Tata Steel has tested samples of coking coal from Russia to make steel via the blast furnace route, TV chief executive and general manager Narendran said. This development is of significance in the domestic steel industry because a successful outcome of the experiment would break Australia’s monopoly in the supply of coking coal to India.
According to official data, the country imports around 56 million tonnes (MT) of coking coal worth around Rs 72,000 crore. Of this total, around 45 tonnes are imported from the continent alone.
“We imported coking coal from Russia. The east coast of Russia is a good source,” Narendran told PTI.
The CEO said this when responding to a question regarding the company’s contribution to the continuing efforts of the Steel Ministry to reduce India’s dependence on certain countries for the supply of coking coal. .
Earlier, the ministry had asked steelmakers to source coking coal from Russia and test the raw material in their factories and take stock of the outcome.
Coking coal is a key raw material used in the manufacture of steel by blast furnace, in addition to iron ore.
“We support the government’s initiative to view Russia as a source (of coking coal). This is a good option for us, otherwise we are too dependent on Australia,” he said.
He added that Australia also often had problems with cyclones and weather conditions. “For many reasons it is good for us to have more than one option. We have explored and tried certain materials.”
Tata Steel produces steel using blast furnaces at its 11 MTPA (million tonnes per year) plant in Jamshedpur, Jharkhand, and 3-MTPA’s plant at Kalinganagar in Odisha.
When contacted for details of the experience, a spokesperson for Tata Steel said: “There is no information available at this time on this.”
Previously, the Chairman of the Steel Authority of India Ltd (SAIL) AK Chaudhary also said similar initiatives are being undertaken by the state steel maker.
In an interview with PTI, he said that domestic steelmakers rely heavily on imported coking coal.
The company is looking for new destinations and new suppliers to source coking coal from the international market to avoid relying on limited sources, Chaudhary said.

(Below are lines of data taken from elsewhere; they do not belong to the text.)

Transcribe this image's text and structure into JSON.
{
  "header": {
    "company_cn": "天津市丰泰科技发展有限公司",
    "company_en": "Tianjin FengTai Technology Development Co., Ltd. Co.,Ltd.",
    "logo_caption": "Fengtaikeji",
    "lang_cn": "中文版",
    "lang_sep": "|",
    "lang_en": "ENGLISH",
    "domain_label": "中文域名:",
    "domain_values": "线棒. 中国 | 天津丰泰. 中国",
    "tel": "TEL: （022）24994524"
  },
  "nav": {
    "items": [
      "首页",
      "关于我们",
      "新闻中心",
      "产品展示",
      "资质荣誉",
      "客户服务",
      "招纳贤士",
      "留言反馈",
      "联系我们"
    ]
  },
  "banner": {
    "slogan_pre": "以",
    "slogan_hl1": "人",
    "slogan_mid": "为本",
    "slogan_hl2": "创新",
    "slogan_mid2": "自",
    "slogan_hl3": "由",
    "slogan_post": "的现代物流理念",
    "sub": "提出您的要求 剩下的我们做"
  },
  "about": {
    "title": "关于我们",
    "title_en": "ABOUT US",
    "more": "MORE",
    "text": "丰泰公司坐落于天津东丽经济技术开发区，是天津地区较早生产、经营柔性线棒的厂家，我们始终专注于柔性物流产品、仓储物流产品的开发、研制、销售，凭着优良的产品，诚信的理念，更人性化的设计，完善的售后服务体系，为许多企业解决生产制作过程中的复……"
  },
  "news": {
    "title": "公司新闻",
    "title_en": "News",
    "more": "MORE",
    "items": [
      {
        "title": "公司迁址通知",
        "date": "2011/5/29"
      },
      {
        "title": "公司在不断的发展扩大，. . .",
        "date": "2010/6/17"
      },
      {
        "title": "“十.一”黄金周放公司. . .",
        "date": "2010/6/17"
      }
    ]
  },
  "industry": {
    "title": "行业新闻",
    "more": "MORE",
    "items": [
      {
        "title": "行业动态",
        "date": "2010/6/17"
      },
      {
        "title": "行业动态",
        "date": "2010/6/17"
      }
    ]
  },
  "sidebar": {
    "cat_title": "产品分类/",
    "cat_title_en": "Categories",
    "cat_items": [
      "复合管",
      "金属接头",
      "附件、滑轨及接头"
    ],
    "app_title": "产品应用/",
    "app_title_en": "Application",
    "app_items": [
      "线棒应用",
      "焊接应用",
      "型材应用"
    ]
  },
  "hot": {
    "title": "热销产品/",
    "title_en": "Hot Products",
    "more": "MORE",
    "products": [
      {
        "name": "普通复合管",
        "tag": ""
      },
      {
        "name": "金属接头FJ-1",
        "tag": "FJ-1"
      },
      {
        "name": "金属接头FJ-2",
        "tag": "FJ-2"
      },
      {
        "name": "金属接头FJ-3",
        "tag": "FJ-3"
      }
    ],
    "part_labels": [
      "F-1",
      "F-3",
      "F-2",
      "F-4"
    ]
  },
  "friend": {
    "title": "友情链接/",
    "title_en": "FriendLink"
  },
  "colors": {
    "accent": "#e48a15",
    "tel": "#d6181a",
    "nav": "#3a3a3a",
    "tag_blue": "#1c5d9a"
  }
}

Besides Australia, some of the demand for coking coal also comes from South Africa, Canada and the United States.